In my last post, I described the first project management “meta-problem” of a narrow vision of project management.
In this post I describe a second “meta-problem”: fragmentation, in that project management as a practice is unnecessarily and superficially fragmented and conflicted.
This ranges from the various theories that emerge from research programs, through the professional organisations and their various BOK’s and frameworks, through to the various tools and information available to project management practitioners.
Not only is there no coherent and pervasive theory that covers all project types and situations, but there are numerous people and organisations who will represent their own version of an approach as if it does, whilst rejecting or belittling other approaches.
This fragmentation exists to the point that project management as a domain is difficult and complex to navigate for professionals, let alone new entrants who would become professional project managers.
Let’s be clear, this fragmentation is not evidence of a rich and broad set of strategies for delivering outcomes according to need and situation. Although there is some treatment of tailoring toolset to situation the fragmentation is mostly about different opinons on the alternative toolsets to use to implement the same strategy.
Because of multiplicity of perspectives, most practitioners are put in the position of having to make methodological decisions far ahead of when they have the knowledge and experience to make such choices, both in terms of individual projects and in terms of their career progression.
Faced with such apparent differences and conflicts, it is not uncommon for project managers to focus the concrete and better known, e.g. process, technique and artefact.
This itself reinforces the first meta-problem of narrow vision: breaking down of a large and often hard to define large landscape into smaller pieces.
This process seems to be quite common in the human experience. There are many terms for similar, such as the geo-political terms “Balkanization“, “Feudal fragmentation”, “Pillarisation” and “Sectarianism” (mostly religion). So maybe there’s nothing unusual going on. Except that it’s so counter-productive.
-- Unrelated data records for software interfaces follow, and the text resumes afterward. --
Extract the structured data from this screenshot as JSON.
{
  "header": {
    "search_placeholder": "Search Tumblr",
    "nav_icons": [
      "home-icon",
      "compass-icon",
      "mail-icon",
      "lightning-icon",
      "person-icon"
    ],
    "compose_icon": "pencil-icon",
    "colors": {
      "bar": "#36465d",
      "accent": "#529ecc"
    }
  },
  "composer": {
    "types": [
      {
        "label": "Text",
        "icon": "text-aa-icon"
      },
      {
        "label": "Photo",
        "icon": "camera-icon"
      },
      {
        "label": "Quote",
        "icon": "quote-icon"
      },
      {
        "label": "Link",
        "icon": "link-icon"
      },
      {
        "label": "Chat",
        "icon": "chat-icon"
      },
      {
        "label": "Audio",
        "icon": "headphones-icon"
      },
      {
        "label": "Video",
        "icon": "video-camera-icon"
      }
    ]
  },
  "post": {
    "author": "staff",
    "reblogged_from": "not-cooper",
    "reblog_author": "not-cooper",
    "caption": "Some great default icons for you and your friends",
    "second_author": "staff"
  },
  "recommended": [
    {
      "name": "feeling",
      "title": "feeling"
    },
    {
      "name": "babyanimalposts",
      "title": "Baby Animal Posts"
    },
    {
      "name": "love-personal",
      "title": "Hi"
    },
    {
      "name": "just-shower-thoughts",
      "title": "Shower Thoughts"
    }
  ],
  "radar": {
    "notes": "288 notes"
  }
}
Sectarianism is an interesting one, referring mainly to fragmentation of religious viewpoints. Perhaps this is a better model for describing project management fragmentation: a religious typology that considers religions (or “churches”), sects and sub-sects, denominations, and with the occasional cult thrown in over the top.
I use the word “cult” in the sense of “great devotion to a person, idea, object, movement, or work” in which the approach moves from a means to an end, or a tool, to an end in itself. Symptoms include great passion for the methodology or practice, a focus on rituals, artefacts (documents or objects) or people and a never-ending contrast between the good that the cult can do against the evils of all other practices.
As project management “churches” have the big 4 (or 5) depending on your perspective. In my mind these are:
- Traditional, also called “plan-based” or “predictive”;
- Agile, also called “adaptive”;
- Organisational, or “private” to one organisation or a small group;
- Organic, or approaches that are developed or inherited contingent on local conditions, including the common “no approach” approach.
We could parse this any number of ways. Depending on whether you consider DevOps to be a church on its own, or a sect or a cult of Agile it could be 4 or 5. Or it could be 10, depending on your viewpoint.
Why does this occur? Sigmund Freud had an idea about this when he observed that it was often: “precisely communities with adjoining territories, and related to each other in other ways as well, who are engaged in constant feuds and in ridiculing each other” — Freud 1930 – Civilisation and its Discontents
Freud chalked this up to the innate human proclivity for aggression and the desire for distinct identity. Once a split has occurred and new boundaries defined, this proclivity seems to repeat endlessly, finding new differences and using them as a means to further divide and subdivide.
At a certain point, this desire for distinct identity stops being fundamental and begins being self-indulgent. Are the differences between the various churches, sects and cults so big and fundamental? It is usually portrayed as so, and because of this the different viewpoints have not only entrenched themselves utterly but have vested interests in remaining separate.
And not a day goes by that doesn’t see some new offering: some book or eponymous theory that will change the world and render all other viewpoints redundant; or at least apostate.
Is this as good as it gets? The best we can do? Is our future study and practice of project management to be based on what Freud described as the “Narcissism of Small Differences”?
I think the answer is no, but not unless individual project managers start taking accountability for their own education and practice. Project management is, after all, a profession for strong individuals. As such I find the groupthink of factionalism quite disturbing.
How do we avoid this? I’ll cover that in posts in the near future. But next post I’ll be describing the third “meta-problem” of project management: Competence and the Cargo Cult.